Trying to get rid of surfing, wasted too much time, any suggestion?.......................... 七宗罪?............................... 1,没有原则的政治;2,不劳而获的财富;3,没有理智的享乐;4,没有特点的知识;5,没有道德的商业;6,没有人文关怀的科学;7,没有牺牲的崇拜。............................................. 虽然这是圣雄甘地说老印的.......

Sunday, June 05, 2005

China's 3 challenges by Sachs

You can find the whole speech here

First, demography. It is a good thing that population growth is slowing down in Asia. The one child policy has been extremely important for economic development and ecological survival in China. It is not a good thing that India is getting back to where it was in 1AD and that is more populous than China. Now, however, with the multiplication of perhaps 30 fold of the population I have not made the calculation but India will overtake China in population probably by the year 2050, reaching perhaps 1.6 billion people to China’s 1.5 billion on the most recent median variance of the UN population division.

This is no great prize that anyone would want. Trying to find prosperity for 1.5 billion people in India, or 1.4 billion in China, is not something that you can do. The faster the basic demographics get under control the better for these societies and the better for the world because the environment stresses are also phenomenal. The more we also attend to the remaining parts of both the Chinese, Indian and rest of Asia economies, the more reliably we’ll be completing the demographic transition, stabilisation of population and improving health conditions. So, we should remember that even though China is as dynamic as it is there are hundreds of millions of very poor people still largely invisible in the countryside. But they’re there, they’re very poor and there still is that huge demographic challenge of addressing rural poverty in China. And I know, I’ve been working with the Chinese government over the last three years on western development issues. This is not an easy task to accomplish.

The second major challenge I would mention is politics. China does not have a political system yet that is compatible with its long term aspirations of development. China has, what I think probably fairly could be said to be, the most successful model of statecraft when looked at over a 2,000 year period.

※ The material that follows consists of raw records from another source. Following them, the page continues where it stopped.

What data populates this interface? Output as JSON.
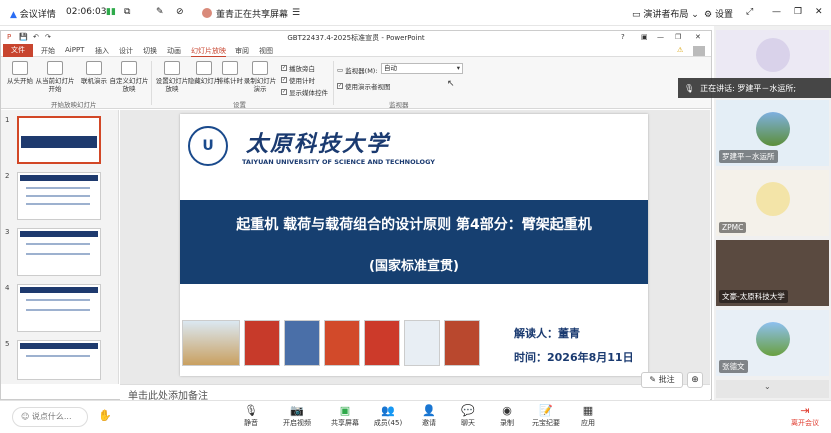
{
  "topbar": {
    "meeting_details": "会议详情",
    "timer": "02:06:03",
    "sharing": "董青正在共享屏幕",
    "presenter_layout": "演讲者布局",
    "settings": "设置"
  },
  "ppt": {
    "window_title": "GBT22437.4-2025标准宣贯 - PowerPoint",
    "help": "?",
    "tabs": [
      "文件",
      "开始",
      "AiPPT",
      "插入",
      "设计",
      "切换",
      "动画",
      "幻灯片放映",
      "审阅",
      "视图"
    ],
    "active_tab": "幻灯片放映",
    "ribbon": {
      "buttons": [
        "从头开始",
        "从当前幻灯片开始",
        "联机演示",
        "自定义幻灯片放映",
        "设置幻灯片放映",
        "隐藏幻灯片",
        "排练计时",
        "录制幻灯片演示"
      ],
      "checks": [
        "播放旁白",
        "使用计时",
        "显示媒体控件",
        "使用演示者视图"
      ],
      "monitor_label": "监视器(M):",
      "monitor_value": "自动",
      "groups": [
        "开始放映幻灯片",
        "设置",
        "监视器"
      ]
    },
    "thumbs": [
      "1",
      "2",
      "3",
      "4",
      "5"
    ],
    "slide": {
      "uni_cn": "太原科技大学",
      "uni_en": "TAIYUAN UNIVERSITY OF SCIENCE AND TECHNOLOGY",
      "title": "起重机  载荷与载荷组合的设计原则  第4部分：臂架起重机",
      "subtitle": "(国家标准宣贯)",
      "reader": "解读人：董青",
      "date": "时间：2026年8月11日"
    },
    "notes_placeholder": "单击此处添加备注",
    "annotate": "批注"
  },
  "side": {
    "speaking": "正在讲话:  罗建平－水运所;",
    "participants": [
      "罗建平－水运所",
      "ZPMC",
      "文豪-太原科技大学",
      "张德文"
    ]
  },
  "bottombar": {
    "say_placeholder": "说点什么...",
    "mute": "静音",
    "video": "开启视频",
    "share": "共享屏幕",
    "members": "成员(45)",
    "invite": "邀请",
    "chat": "聊天",
    "record": "录制",
    "summary": "元宝纪要",
    "apps": "应用",
    "leave": "离开会议"
  },
  "colors": {
    "accent": "#c8452f",
    "slide_blue": "#163f70",
    "leave": "#e03b2e"
  }
}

And that is the centralised bureaucratic administration that led to long stretches of peace and relative unity but it is not compatible with a modern society.

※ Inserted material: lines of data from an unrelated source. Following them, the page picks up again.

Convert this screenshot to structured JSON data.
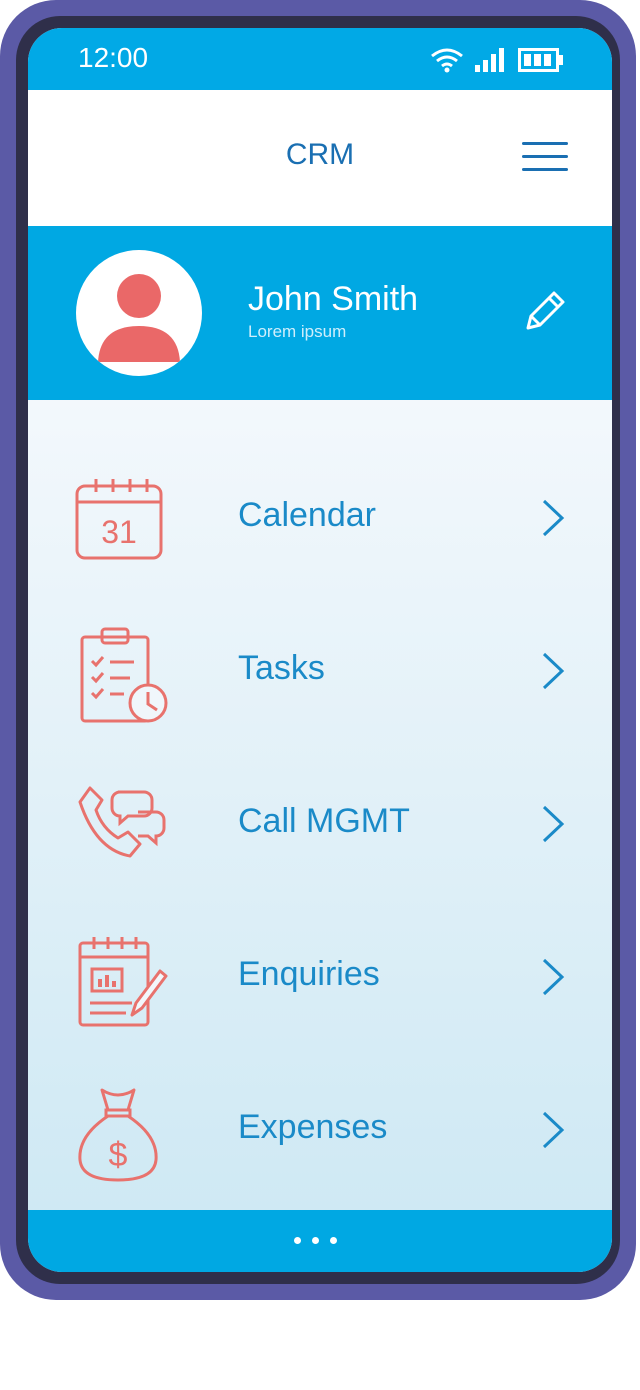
{
  "status_bar": {
    "time": "12:00"
  },
  "header": {
    "title": "CRM",
    "menu_icon": "hamburger-menu-icon"
  },
  "profile": {
    "name": "John Smith",
    "subtitle": "Lorem ipsum",
    "edit_icon": "pencil-icon"
  },
  "menu": {
    "items": [
      {
        "label": "Calendar",
        "icon": "calendar-icon",
        "date": "31"
      },
      {
        "label": "Tasks",
        "icon": "clipboard-clock-icon"
      },
      {
        "label": "Call MGMT",
        "icon": "phone-chat-icon"
      },
      {
        "label": "Enquiries",
        "icon": "notepad-pencil-icon"
      },
      {
        "label": "Expenses",
        "icon": "money-bag-icon",
        "symbol": "$"
      }
    ]
  },
  "colors": {
    "frame": "#5b5aa6",
    "accent": "#00a8e3",
    "text_accent": "#1a8ac8",
    "icon_stroke": "#e8726d"
  }
}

There will need to be change in China over the coming decades and there will be democratisation in China but how it happens and in what context it happens is a major question for the world as well as for China.

But one thing is clear, the Chinese statecraft model which is so deeply embedded of a central authority, a professional skilled bureaucracy, reaching down to the villages, that is fine for a sedentary village based society as China was for 2,000 years. It is not compatible with a mass mobility, knowledge-based society where you need local governance and you need local representation, you need legitimacy in new ways and it’s not just administrative management over the sea of a million villages. It is something quite different and that’s the great political challenge that China faces.

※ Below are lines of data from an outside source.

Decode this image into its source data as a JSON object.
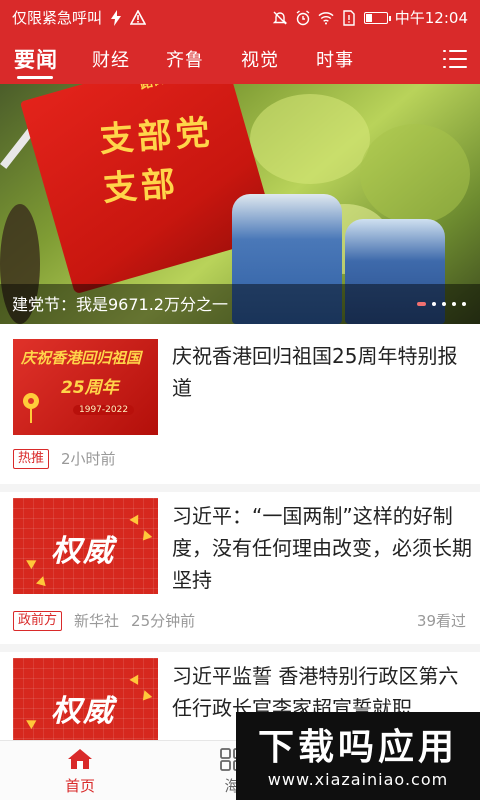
{
  "status_bar": {
    "carrier_text": "仅限紧急呼叫",
    "time": "中午12:04"
  },
  "nav": {
    "tabs": [
      {
        "label": "要闻",
        "active": true
      },
      {
        "label": "财经",
        "active": false
      },
      {
        "label": "齐鲁",
        "active": false
      },
      {
        "label": "视觉",
        "active": false
      },
      {
        "label": "时事",
        "active": false
      }
    ],
    "menu_icon": "hamburger-list-icon"
  },
  "banner": {
    "caption": "建党节：我是9671.2万分之一",
    "flag_text": "支部党支部",
    "flag_small_text": "路街道",
    "slide_count": 5,
    "active_slide": 1
  },
  "articles": [
    {
      "headline": "庆祝香港回归祖国25周年特别报道",
      "thumb_title": "庆祝香港回归祖国",
      "thumb_years": "25周年",
      "thumb_range": "1997-2022",
      "tag": "热推",
      "source": "",
      "time": "2小时前",
      "views": ""
    },
    {
      "headline": "习近平：“一国两制”这样的好制度，没有任何理由改变，必须长期坚持",
      "thumb_word": "权威",
      "tag": "政前方",
      "source": "新华社",
      "time": "25分钟前",
      "views": "39看过"
    },
    {
      "headline": "习近平监誓 香港特别行政区第六任行政长官李家超宣誓就职",
      "thumb_word": "权威"
    }
  ],
  "bottom_nav": [
    {
      "label": "首页",
      "icon": "home-icon",
      "active": true
    },
    {
      "label": "海",
      "icon": "grid-icon",
      "active": false
    }
  ],
  "watermark": {
    "main": "下载吗应用",
    "url": "www.xiazainiao.com"
  },
  "colors": {
    "brand_red": "#d92a2a",
    "text_dark": "#222222",
    "text_muted": "#999999"
  }
}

Third, there is also a mammoth political challenge. It’s going to be one of the most important issues that our current generation of students will face and that is the difficult problem of the great rising powers. Will the United States accept the rise of China’s power and India’s power smoothly in the next decade? Will India and China act in a way that facilitates that transition to whole development?

And I raise this because while the Meiji Restoration is the best analogy for what’s happening right now economically in China, one of the aftermaths of the Magee Restoration was the Pacific war. And while there is no linear relationship certainly from one thing to the other rising powers, whether it was Germany or Japan, always challenged and threatened the already leading powers and the accommodation of rising powers by leading powers is one of the most difficult things to accomplish in geo-politics.

So, already we have a far right in the United States that talks about containing China, which is a pretty ridiculous concept of course because how are 280 million people going to contain 1.3 billion people anyway? It’s ludicrous. But lots of ludicrous things are believed in the world. I sometimes wonder whether any rational things are believed in the world.

But, in any event, this question about whether China will be given the space to develop, because it will mean overtaking the US economy in absolute size without question, will that happen smoothly? “Will it be allowed by the United States?” or will there be mutual recriminations and I what would, at this point, be a world devastating conflict.

Well, we didn’t handle this well in the 20th century at all. We handled it quite disastrously two times, Britain and Germany fought World War I and the US and Japan and Germany fought World War II. There were others involved as well but both involved fundamentally the problems of rising powers who felt that their place in the sun was being threatened, rightly or wrongly, in a paranoid way or not, by others that were in the lead.

And this is the great geo-political challenge. Helping to explain to the world that China’s prosperity is good for the world, not dangerous for the world. Helping to explain to the American people that the development of Asia is a wondrous and one of the great world stabilising features, not some threat out of outsourcing and all the things we’re hearing now. And if this is the glimmer that you hear with the first 200,000 jobs created in India imagine what we could hear in decades ahead. We’re just not very good at this, as a human species, of trusting others and accommodating mutual interests and acting in an empathetic …


Post a Comment

<< Home